3 Tips on Writing Email Copy

Discussion in 'In The News' started by gspot, Jul 13, 2011.

  1. gspot

    gspot VIP

    Apr 8, 2011
    Likes Received:
    Trophy Points:
    I live here
    Many newsletters suffer from the same "good information; poor delivery" syndrome. The facts are there, but the reader is not able to - or not interested in - finding them. With that in mind, I offer some suggestions for being heard and appreciated:

    Pick one idea. I always find it kind of funny that the biggest worry people have about producing a newsletter is "running out of content," and yet the biggest problem I see is "too much content in each issue." You don't need to explain your entire field of expertise in each issue any more than you need to review everything you know each time you eat lunch with a client. Break it up into little pieces. You'll have more content to choose from next time and your readers will find it easier to hear your message.

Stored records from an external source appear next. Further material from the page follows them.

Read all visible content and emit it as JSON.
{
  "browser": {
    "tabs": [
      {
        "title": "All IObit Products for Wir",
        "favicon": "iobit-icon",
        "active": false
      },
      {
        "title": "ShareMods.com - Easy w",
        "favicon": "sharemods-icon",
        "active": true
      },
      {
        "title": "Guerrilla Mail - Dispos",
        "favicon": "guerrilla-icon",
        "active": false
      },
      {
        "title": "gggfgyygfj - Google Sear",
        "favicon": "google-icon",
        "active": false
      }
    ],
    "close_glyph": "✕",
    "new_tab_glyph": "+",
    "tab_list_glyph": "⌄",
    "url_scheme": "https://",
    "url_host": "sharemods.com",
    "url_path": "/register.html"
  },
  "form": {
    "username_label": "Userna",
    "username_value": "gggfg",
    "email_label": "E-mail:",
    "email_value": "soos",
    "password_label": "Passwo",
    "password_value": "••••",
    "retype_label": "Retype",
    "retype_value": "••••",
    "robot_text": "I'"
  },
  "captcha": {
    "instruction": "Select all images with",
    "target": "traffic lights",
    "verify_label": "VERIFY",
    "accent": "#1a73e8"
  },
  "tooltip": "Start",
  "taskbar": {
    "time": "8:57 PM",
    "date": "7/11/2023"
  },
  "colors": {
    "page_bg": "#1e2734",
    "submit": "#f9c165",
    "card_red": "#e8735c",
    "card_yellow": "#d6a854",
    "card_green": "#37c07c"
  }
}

    Boil it down. An E-Newsletter is really just a glorified email, and mixed in with all the jokes, appointment confirmations and pieces of information that fly into our respective in-boxes every day, this is not a medium that lends itself well to lots of detail. Be prepared to edit, simplify and throw out information on your way to getting to the heart of the matter.

    Speak like a human being. I don't know who started the rumor that business communication must be formal to be valuable, but it seems to have caught on nonetheless - that's an opportunity for you and me. Your readers will find it a breath of fresh air to "hear" the people behind the newsletter. Nobody is interested in reading one more "critical communication" from a company that claims to be, "the leading provider of cross platform broadband solutions" (or whatever). If you can't read your newsletter out loud to your spouse without bursting out laughing, you've got too much marketing-speak in there.

    Bottom Line: You've got 800 words of opportunity each month to get your message across. Sure you've got to have something useful to give your audience, but remember that these people are busy, tired and often just plain bored. Make your publication the one they wait for and you'll never again live in fear of the delete key


Share This Page